> **Task brief**: Every line below that includes the word "files" needs to be copied.

[Source data — start]

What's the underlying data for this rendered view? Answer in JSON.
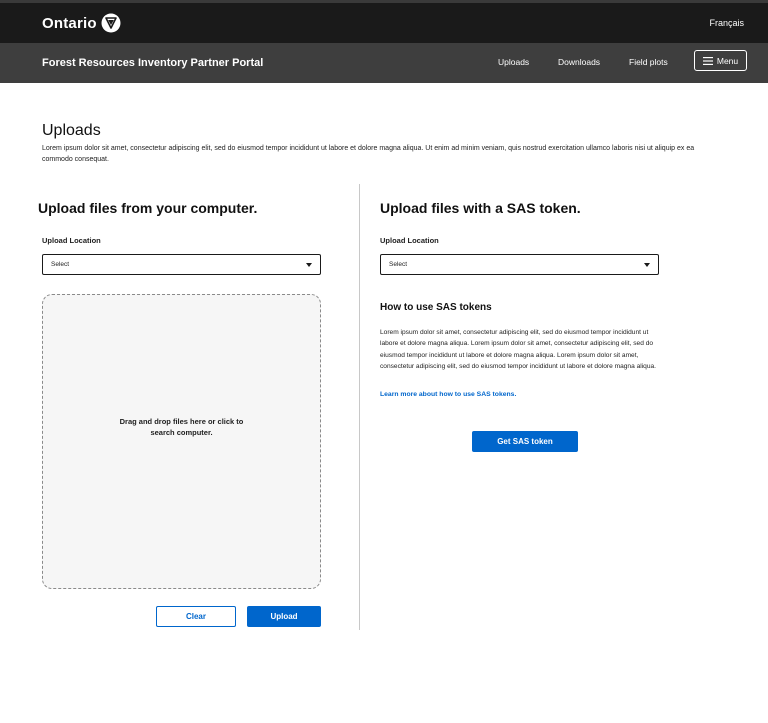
{
  "header": {
    "brand": "Ontario",
    "language_toggle": "Français"
  },
  "subheader": {
    "portal_title": "Forest Resources Inventory Partner Portal",
    "nav": [
      "Uploads",
      "Downloads",
      "Field plots"
    ],
    "menu_label": "Menu"
  },
  "page": {
    "title": "Uploads",
    "intro": "Lorem ipsum dolor sit amet, consectetur adipiscing elit, sed do eiusmod tempor incididunt ut labore et dolore magna aliqua. Ut enim ad minim veniam, quis nostrud exercitation ullamco laboris nisi ut aliquip ex ea commodo consequat."
  },
  "left": {
    "heading": "Upload files from your computer.",
    "location_label": "Upload Location",
    "select_value": "Select",
    "dropzone_text": "Drag and drop files here or click to search computer.",
    "clear_label": "Clear",
    "upload_label": "Upload"
  },
  "right": {
    "heading": "Upload files with a SAS token.",
    "location_label": "Upload Location",
    "select_value": "Select",
    "howto_heading": "How to use SAS tokens",
    "howto_body": "Lorem ipsum dolor sit amet, consectetur adipiscing elit, sed do eiusmod tempor incididunt ut labore et dolore magna aliqua. Lorem ipsum dolor sit amet, consectetur adipiscing elit, sed do eiusmod tempor incididunt ut labore et dolore magna aliqua. Lorem ipsum dolor sit amet, consectetur adipiscing elit, sed do eiusmod tempor incididunt ut labore et dolore magna aliqua.",
    "learn_more_link": "Learn more about how to use SAS tokens.",
    "get_token_label": "Get SAS token"
  },
  "colors": {
    "accent": "#0066cc",
    "topbar": "#1a1a1a",
    "subbar": "#3e3e3e"
  },
  "icons": {
    "brand_mark": "ontario-trillium-icon",
    "menu": "hamburger-icon",
    "select": "caret-down-icon"
  }
}
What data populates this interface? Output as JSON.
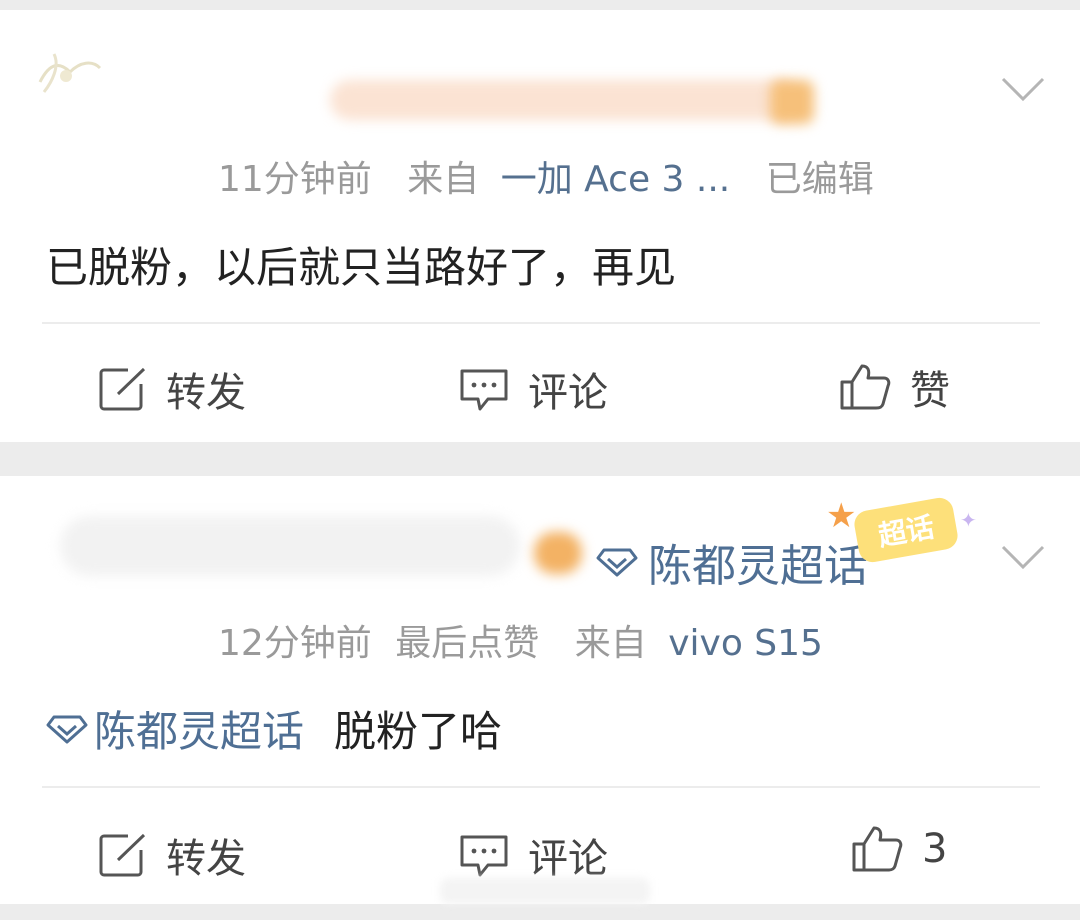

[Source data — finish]

> **Solved problem**:
    "heading": "Upload files from your computer.",
    "dropzone_text": "Drag and drop files here or click to search computer.",
    "heading": "Upload files with a SAS token.",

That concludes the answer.